Brendan Mannix, a 28-year-old openly gay police officer in San Francisco, is suing the city over alleged discrimination and harassment based on his sexuality.
The lawsuit, available on the County of San Francisco’s case query, was filed on August 16 and details the allegations of “severe and pervasive harassment.” The suit focuses primarily on the actions of Sergeants Patrick Tobin and Lawrence McDevitt.
Mannix graduated at the top of his class from the San Francisco Police Academy in 2015, and in 2016 was transferred to Central Station. There he quickly noticed an “Old Boys’ Club” atmosphere where anyone not fitting a “straight, cisgender, white, and male” mold was targeted, the suit says.
The sergeants allegedly made frequent verbal comments about Mannix’s sexual orientation and masculinity, including calling him a “queen.” The two also mocked Mannix’s physical appearance with comments like, “How much do you weigh? One hundred pounds soaking wet?” the suit says.
The alleged discrimination included different treatment at work, as the suit claims that unlike other officers, Mannix was frequently given tasks that would require hours to complete just before the end of his shift.
Mannix allegedly attempted to confront the sergeants and asked them to stop the harassment. “In response,” the suit says, “Sergeants Tobin and McDevitt turned to each other, smiled, and then broke into laughter as they mocked Mr. Mannix and mimicked his statements.”
The alleged hostility progressed to a point that endangered Mannix’s safety. He noticed his radio calls going unanswered, including an urgent call for back-up when apprehending a potentially-armed suspect of a robbery, the suit says.

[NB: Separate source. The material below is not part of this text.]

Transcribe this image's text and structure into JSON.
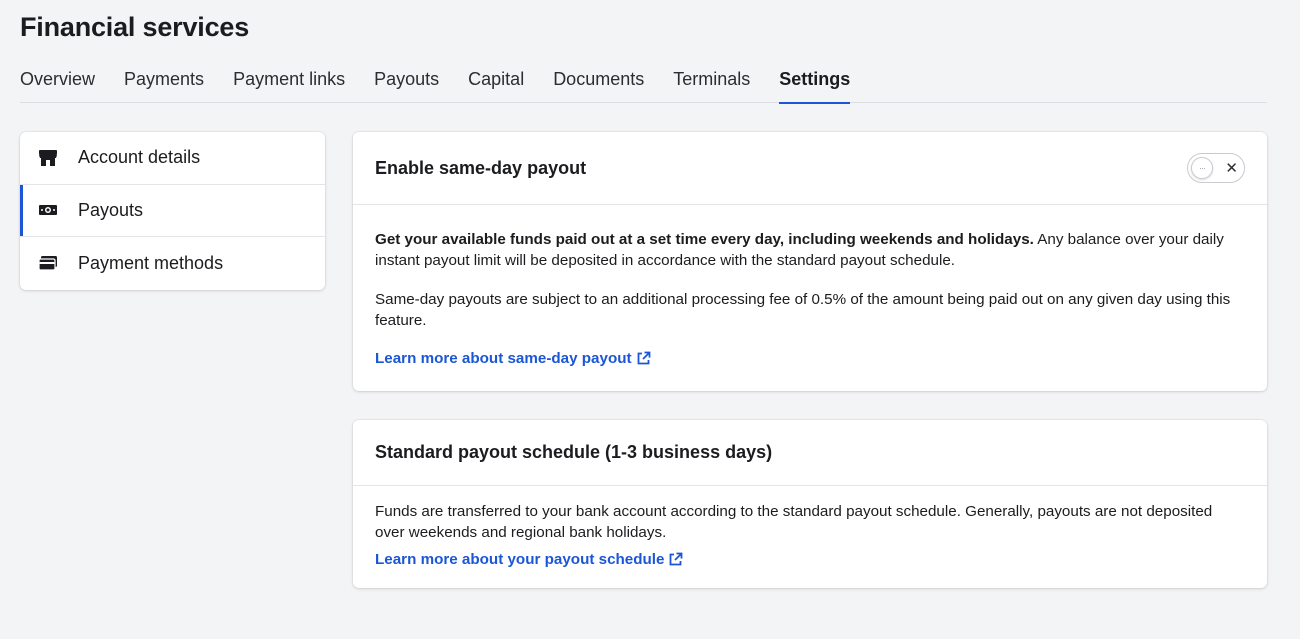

When Mannix confronted Sergeant Tobin seated at his desk for the lack of back-up, Tobin responded with, “Jesus, don’t be such a queen!” according to the suit.
In another alleged incident, Sergeant Tobin made open derogatory comments about transgender people, saying how in the past, “The police would ‘round up’ all of the ‘trannies.’”
The suit claims Mannix’s health suffered as a result of the hostile environment, with emotional distress and psychological harm resulting in insomnia, anxiety, and depression, among others. Mannix took a three-month leave beginning May 1, 2017 to “maintain his mental health” and “recuperate and explore alternative career options,” the suit says.
When he returned from leave Mannix filed an official complaint. The sergeant documenting the case, however, was “dismissive,” and ended up omitting many of Mannix’s allegations, according to the lawsuit. The complaint was found against Mannix and closed.
The Police Department said it could not comment on the pending lawsuit, but spokesman David Sevenson told the San Francisco Chronicleit takes “allegations of discrimination and officer misconduct seriously and will thoroughly investigate all complaints.”
A spokesman for the city attorney’s office told the San Francisco Chronicle, “The city of San Francisco, including the Police Department, has been a leader on LGBT rights for decades and remains committed to providing a safe and respectful work environment for all.”
Mannix is still employed as a San Francisco police officer.